Twitter knowingly allowed the Islamic State (ISIS) to spread propaganda, attract recruits, and raise money, according to the widow of a murdered contractor who is now suing the social media company.
Tamara Fields is the widow of Lloyd Fields, a government contractor who was killed in an ISIS terrorist attack on a police training center in Amman, Jordan, last November. In a legal complaint filed this week, Fields’ lawyers said Twitter had until recently given ISIS “unfettered” access to the social network.
Breitbart Tech has highlighted this point before. We recently reported on how Twitter, supposedly a bastion of free speech, displays a curious favouritism in the accounts that it chooses to censor. Opponents of progressive activists and feminists are met with swift punishment, but until recent vigilante action by Anonymous, very little was done to stop ISIS and ISIS-supporting accounts on Twitter.
— Arthur Schwartz (@arthurschwartz) January 17, 2016
Twitter, once seen as a beacon of anti-censorship, even complies with requests from big banks to censor jokes from journalists. They recently approved a request from Bank of America to remove a tweet from a Business Insider correspondent who had cracked a joke about the company. Again, the contrast to the action Twitter has taken against ISIS (or lack thereof) is striking.
Fields’ lawyers are suing Twitter for violating the federal Anti-Terrorism Act, on the grounds that the company has provided “material support to terrorists.” If the lawsuits is successful, Twitter would have to pay triple damages to Fields. It would also set a precedent for companies that wish to continue taking a neutral approach to content, even terrorist content.
In a statement, Twitter said “While we believe the lawsuit is without merit, we are deeply saddened to hear of this family’s terrible loss. Violent threats and the promotion of terrorism deserve no place on Twitter and, like other social networks, our rules make that clear.”
Prior to recent actions by the online vigilante group Anonymous, which led to the suspension of thousands of Twitter accounts associated with the Islamic State, the terrorist entity maintained a huge presence on Twitter. The Brookings Institution estimates that ISIS operated over 45,000 Twitter accounts between September and December 2014.
The U.S Government is taking steps to counter ISIS on social media, with security officials recently meeting with senior Silicon Valley executives to discuss methods of combating terrorists on the internet.
However, Twitter has not been cooperative with the U.S government with regards to takedown requests. According to its recent transparency report, it did not approve any of the 25 requests it received from the government and law enforcement to remove posts between January and July 2015.
Curiously, there is a country that Twitter does respond to: Turkey, a country notorious for web censorship that has filed more requests than any other state government. Twitter has banned accounts critical of the Turkish government, and recently rolled out its “country withheld content” feature in the country, a local censorship tool that allows it to block tweets across Turkey.

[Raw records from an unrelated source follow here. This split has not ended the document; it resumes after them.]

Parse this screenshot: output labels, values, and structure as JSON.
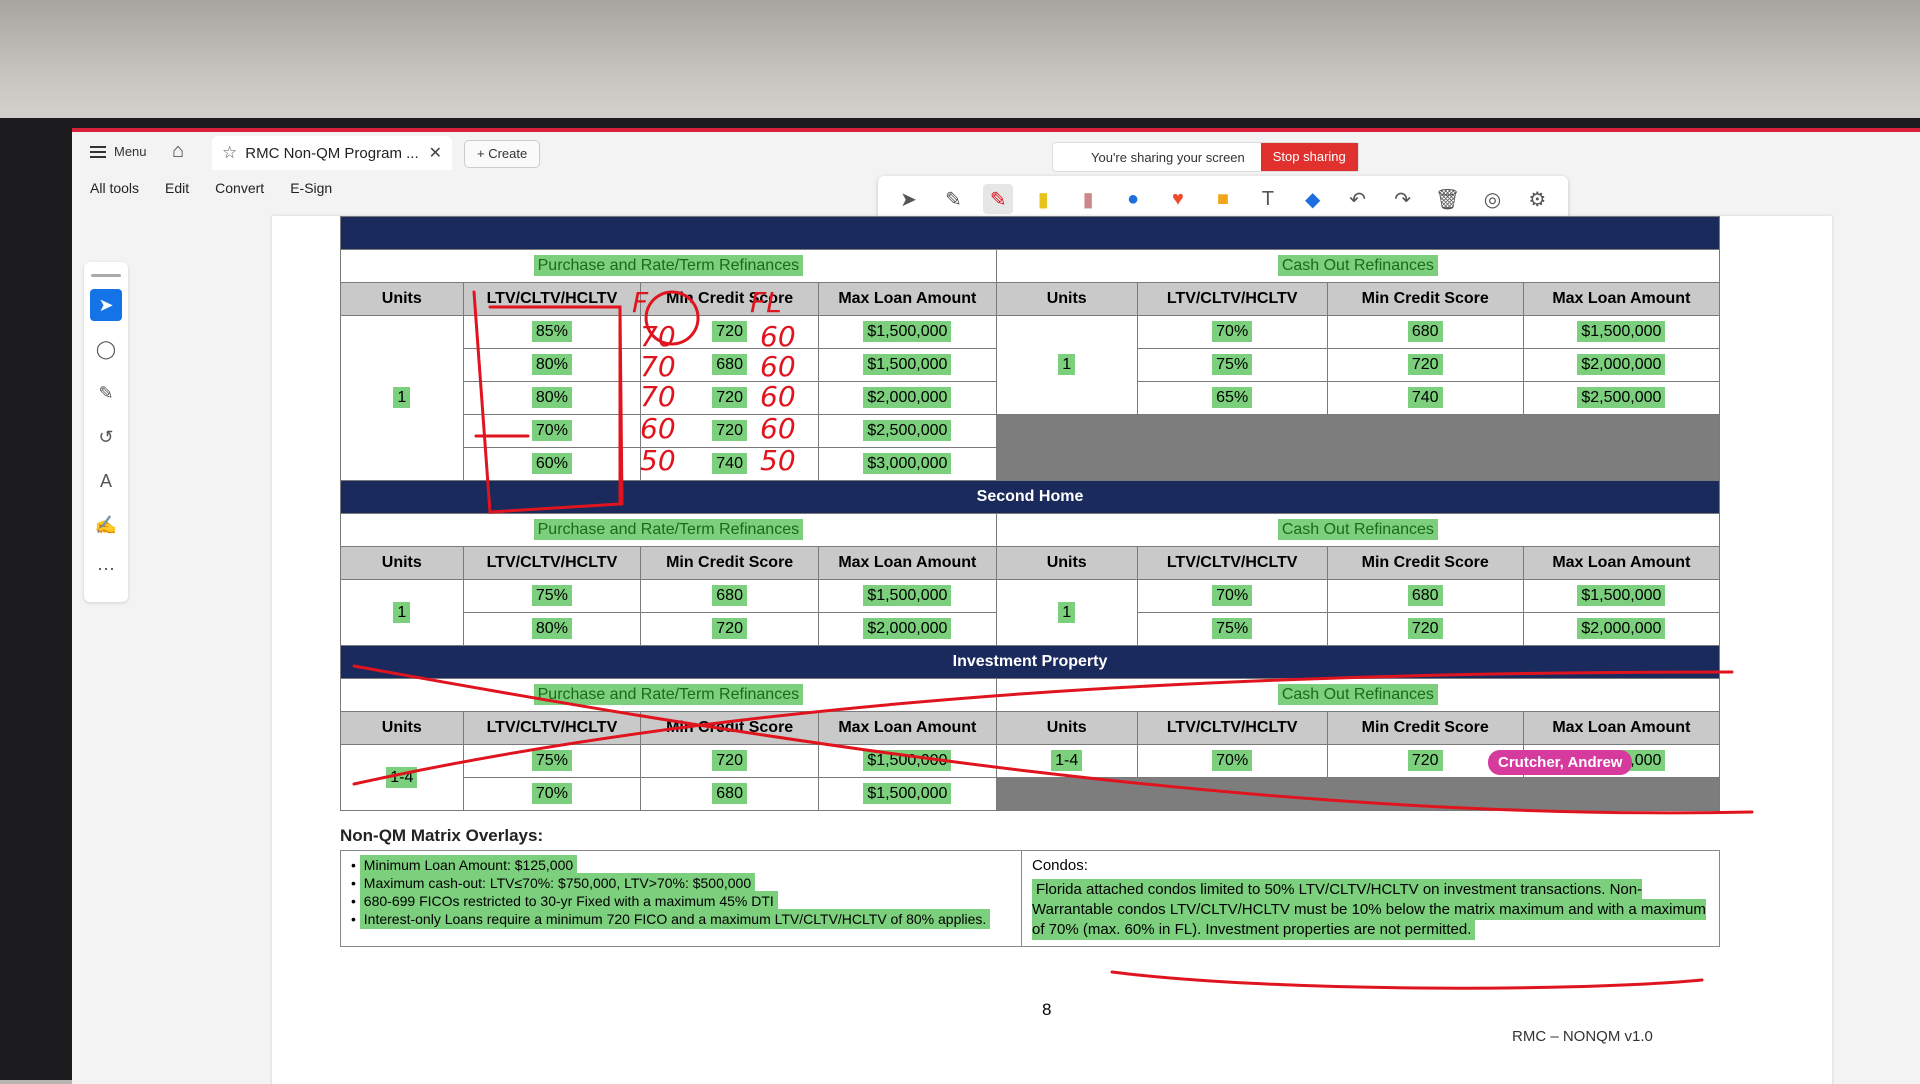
{
  "topbar": {
    "menu_label": "Menu",
    "tab_title": "RMC Non-QM Program ...",
    "create_label": "Create",
    "sharing_text": "You're sharing your screen",
    "stop_sharing_label": "Stop sharing"
  },
  "menubar": [
    "All tools",
    "Edit",
    "Convert",
    "E-Sign"
  ],
  "sections": {
    "primary": {
      "left_title": "Purchase and Rate/Term Refinances",
      "right_title": "Cash Out Refinances",
      "headers": [
        "Units",
        "LTV/CLTV/HCLTV",
        "Min Credit Score",
        "Max Loan Amount"
      ],
      "left_units": "1",
      "left_rows": [
        [
          "85%",
          "720",
          "$1,500,000"
        ],
        [
          "80%",
          "680",
          "$1,500,000"
        ],
        [
          "80%",
          "720",
          "$2,000,000"
        ],
        [
          "70%",
          "720",
          "$2,500,000"
        ],
        [
          "60%",
          "740",
          "$3,000,000"
        ]
      ],
      "right_units": "1",
      "right_rows": [
        [
          "70%",
          "680",
          "$1,500,000"
        ],
        [
          "75%",
          "720",
          "$2,000,000"
        ],
        [
          "65%",
          "740",
          "$2,500,000"
        ]
      ]
    },
    "second_home": {
      "banner": "Second Home",
      "left_title": "Purchase and Rate/Term Refinances",
      "right_title": "Cash Out Refinances",
      "left_units": "1",
      "left_rows": [
        [
          "75%",
          "680",
          "$1,500,000"
        ],
        [
          "80%",
          "720",
          "$2,000,000"
        ]
      ],
      "right_units": "1",
      "right_rows": [
        [
          "70%",
          "680",
          "$1,500,000"
        ],
        [
          "75%",
          "720",
          "$2,000,000"
        ]
      ]
    },
    "investment": {
      "banner": "Investment Property",
      "left_title": "Purchase and Rate/Term Refinances",
      "right_title": "Cash Out Refinances",
      "left_units": "1-4",
      "left_rows": [
        [
          "75%",
          "720",
          "$1,500,000"
        ],
        [
          "70%",
          "680",
          "$1,500,000"
        ]
      ],
      "right_units": "1-4",
      "right_rows": [
        [
          "70%",
          "720",
          "$1,500,000"
        ]
      ]
    }
  },
  "overlays": {
    "title": "Non-QM Matrix Overlays:",
    "items": [
      "Minimum Loan Amount: $125,000",
      "Maximum cash-out: LTV≤70%: $750,000, LTV>70%: $500,000",
      "680-699 FICOs restricted to 30-yr Fixed with a maximum 45% DTI",
      "Interest-only Loans require a minimum 720 FICO and a maximum LTV/CLTV/HCLTV of 80% applies."
    ],
    "condos_title": "Condos:",
    "condos_text": "Florida attached condos limited to 50% LTV/CLTV/HCLTV on investment transactions. Non-Warrantable condos LTV/CLTV/HCLTV must be 10% below the matrix maximum and with a maximum of 70% (max. 60% in FL). Investment properties are not permitted."
  },
  "page_number": "8",
  "footer": "RMC – NONQM v1.0",
  "cursor_name": "Crutcher, Andrew",
  "handwriting": [
    "F",
    "FL",
    "70",
    "70",
    "70",
    "60",
    "50",
    "60",
    "60",
    "60",
    "60",
    "50"
  ],
  "colors": {
    "ink": "#e0141e",
    "highlight": "#7ccf7c",
    "navy": "#1b2a5c",
    "stop": "#e0312f",
    "cursor": "#d63a9c"
  }
}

Turkey is in theory an ally in the fight against ISIS. However, the YPG, a Syrian Kurdish militia and one of the most important groups fighting the Islamic State, accuse the Turks of supporting ISIS in their fight against the Kurds, who are a long-time enemy of Turkey. Turkey has not kept their actions against the YPG a secret, confirming that they have attacked Kurdish positions in northern Syria.
An odd country for Twitter to acquiesce to.